“We have to be promoting the common good, and this is the one of the ways that we do it.”
Priests of the Diocese of Lexington, Kentucky who have not been vaccinated against COVID-19 may not minister to the sick, elderly, and homebound, Bishop John Stowe has directed.
The policy was announced during a Saturday vigil Mass Sept. 11 that Bishop Stowe celebrated at the Cathedral of Christ the King in Lexington.
At the end of the liturgy, Deacon Tim Weinmann read a statement from the cathedral’s rector, Father John Moriarty, that both Fr. Moriarty and Father David Wheeler, the parochial vicar, have not been vaccinated.

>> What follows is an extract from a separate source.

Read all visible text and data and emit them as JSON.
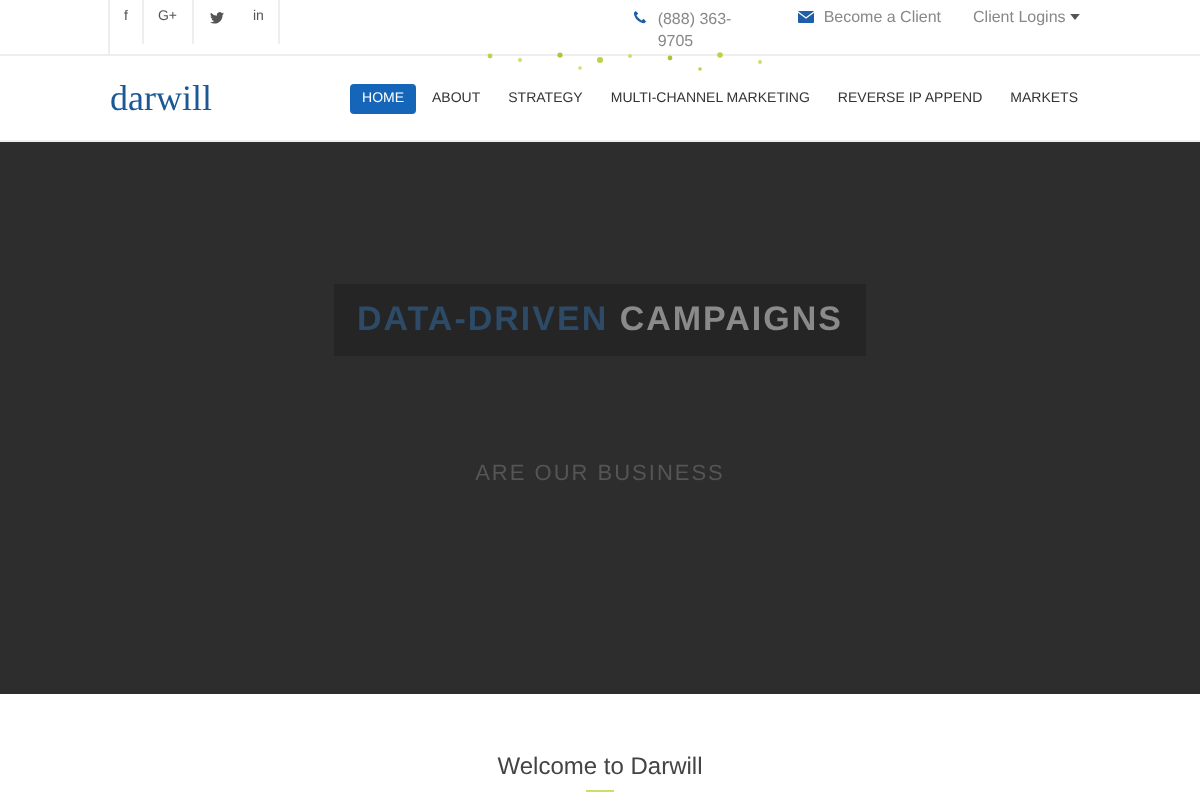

“The bishop has asked that Fr. David and I, Fr. John – I’m speaking for Fr. John – make an announcement that we are not vaccinated, so people can decide if they wanted to attend Mass where they were celebrating,” the deacon read, according to a video of the Mass posted by the Cathedral of Christ the King.
“And if also the priests – and this has been done throughout the diocese – those priests that are not vaccinated are to follow the COVID protocol in the liturgy, and they are not allowed to visit the sick or elderly that are homebound,” the announcement continued. “Fr. John and Fr. David, again, have not been vaccinated.” Bishop Stowe stood beside Deacon Weinmann while the announcement was read but did not comment afterward.
In August, Bishop Stowe mandated that all diocesan employees were to be vaccinated against COVID-19.
John Stowe, O.F.M. Conv., the bishop of the Diocese of Lexington, Ky., ordered on Aug. 17 that all staff at the diocese’s Catholic Center must be vaccinated against the coronavirus by Sept. 1, extending a vaccine mandate that had already been put in place for teachers and staff at the diocese’s schools. Bishop Stowe said it is important for the church to lead by example in confronting the pandemic.
“We have to be promoting the common good, and this is the one of the ways that we do it,” Bishop Stowe said in an interview with America on Aug. 17. “And the individual reasons for not accepting [vaccinations]—the conspiracy theories and all the other stuff that keeps people from getting the vaccine and even the confusion that’s been put forth by many Catholic sources—is just not a good enough reason to not accept the vaccine for the common good.”
The bishop said that pastors who choose to implement the policy at the parish level will have his support and warned that further mandates may be forthcoming as conditions warrant. Bishop Stowe also reinstated mask requirements for all Catholic Center employees.
“This is an urgent matter of public health and safety,” Bishop Stowe said in a statement detailing the mandate released on Aug. 16. “There is no religious exemption for Catholics to being vaccinated, and Pope Francis has repeatedly called this a moral obligation,” he said. “The health care system is now overwhelmed by a crisis caused primarily by those who refuse to protect themselves and others by getting vaccinated. This is unacceptable, and our diocese now joins those employers who have already made this basic commitment to the common good a requirement.”
With just under 58 percent of its residents fully vaccinated, Kentucky is among primarily southern states hardest hit by this latest surge in Covid-19 cases. About 2,700 new cases a day were reported this week in Kentucky.